Patrick Burns, a spokesman for Taxpayers Against Fraud, calls the proposed AdvancePCS settlement the first major one involving significant monetary fines to come from the embattled PBM industry. He also portrays the deal as an important victory for James Sheehan, the associate U.S. attorney in the Eastern District of Pennsylvania, who has made a name for himself by cracking down on health care fraud in general and PBMs in particular.

Burns says the big AdvancePCS settlement should serve as a warning to others in the group. Notably, Medco remains a major target of the Philadelphia prosecutor.

"Sheehan is a serious lawyer who builds solid cases," Burns says. "If he's riding on you, you should be worried. ... He's got too many cases to chase bad ones."

Still, PBM stocks have performed well despite all of the regulatory exposure. The two largest PBMs, Medco and Caremark, have seen their stocks jump at least 40% in a year. The third, ExpressScripts, has climbed at about half that pace due in part to concerns over an investigation by crusading New York Attorney General Eliot Spitzer.

Caremark could not be reached Friday morning to comment on the proposed deal.


If approved, the AdvancePCS settlement would end a long and sometimes contentious battle with Sheehan's office.

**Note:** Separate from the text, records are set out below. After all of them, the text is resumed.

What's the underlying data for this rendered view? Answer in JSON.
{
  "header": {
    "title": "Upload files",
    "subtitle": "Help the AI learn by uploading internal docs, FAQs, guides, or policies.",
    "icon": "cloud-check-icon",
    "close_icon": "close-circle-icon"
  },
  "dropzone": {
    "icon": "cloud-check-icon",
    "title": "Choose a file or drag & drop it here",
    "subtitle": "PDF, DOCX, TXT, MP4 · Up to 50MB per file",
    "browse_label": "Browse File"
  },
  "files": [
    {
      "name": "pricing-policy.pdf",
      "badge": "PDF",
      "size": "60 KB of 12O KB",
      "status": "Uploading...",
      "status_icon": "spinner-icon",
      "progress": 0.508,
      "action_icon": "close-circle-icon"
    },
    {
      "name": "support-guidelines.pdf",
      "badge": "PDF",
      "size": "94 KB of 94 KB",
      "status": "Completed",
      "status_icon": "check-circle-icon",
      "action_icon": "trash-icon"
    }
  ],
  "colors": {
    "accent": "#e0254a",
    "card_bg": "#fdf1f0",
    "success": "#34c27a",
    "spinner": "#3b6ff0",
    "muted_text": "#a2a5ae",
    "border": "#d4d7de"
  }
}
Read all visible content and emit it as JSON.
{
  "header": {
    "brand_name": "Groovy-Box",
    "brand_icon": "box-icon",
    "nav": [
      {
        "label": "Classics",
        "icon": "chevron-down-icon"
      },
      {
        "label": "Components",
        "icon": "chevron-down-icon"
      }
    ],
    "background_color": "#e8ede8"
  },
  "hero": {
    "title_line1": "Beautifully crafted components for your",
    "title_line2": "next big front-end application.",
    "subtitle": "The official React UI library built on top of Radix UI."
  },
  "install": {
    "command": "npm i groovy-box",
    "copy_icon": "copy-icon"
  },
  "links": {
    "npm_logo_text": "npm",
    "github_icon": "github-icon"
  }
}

AdvancePCS's final quarterly report, filed before the company's 2004 merger with Caremark, offered a glimpse into that probe. In 1999, the filing says, the Department of Health and Human Services subpoenaed an AdvancePCS subsidiary as part of an industrywide investigation led by the Eastern District of Pennsylvania. The company says that it "provided documents responsive to that subpoena" but then goes on to expose a later dispute between the two parties.

Specifically, the company reveals that none other than the head of the Department of Justice -- the U.S. attorney general himself -- stepped in to help the government secure information.

"The Department of Justice did something which is very rare," Burns says. "This is the only case I know of where

Attorney General John Ashcroft used a civil investigative demand to break through the stonewalling of a corporation."

In September 2002, the filing says, a federal court issued a ruling allowing the two parties to work out their differences. Ultimately, AdvancePCS agreed to let prosecutors interview certain of its employees for the case.

But a

Wall Street Journal

"Heard on the Street" column in the summer of 2003 portrayed that process as anything but friendly.

"AdvancePCS is fighting back stoutly in court, saying that it has done nothing wrong and that Mr. Sheehan has no basis for his probe," the


reported. And "in an unusual and aggressive move, the company is attacking the personal motives and ethics of Mr. Sheehan."

Since then, Medco has also attempted to discredit Sheehan when defending itself in public. Right now, the company faces a 2006 trial that could wind up being the biggest case of Sheehan's career.

In the meantime, Medco has already agreed to change its business practices -- notably promising to be more transparent -- as part of the multistate deal that involved Sheehan's office as well. However, the company continues to deny any wrongdoing while promising to vigorously defend itself against the charges that remain.


Meanwhile, Caremark still faces plenty of challenges of its own.

For starters, two former Caremark pharmacists have sued the company under the False Claims Act for allegedly switching, canceling and even reselling prescriptions. Damages in that case could total $100 million as well.

Secondly, the company faces yet another whistleblower lawsuit -- this one alleging Medicaid fraud -- that has attracted strong interest from both federal and state prosecutors. That case, too, could trigger significant damages.

For its part, Caremark has denied the allegations in the first case and declined to discuss the second. It has indicated in court, however, that it believes it has done nothing wrong.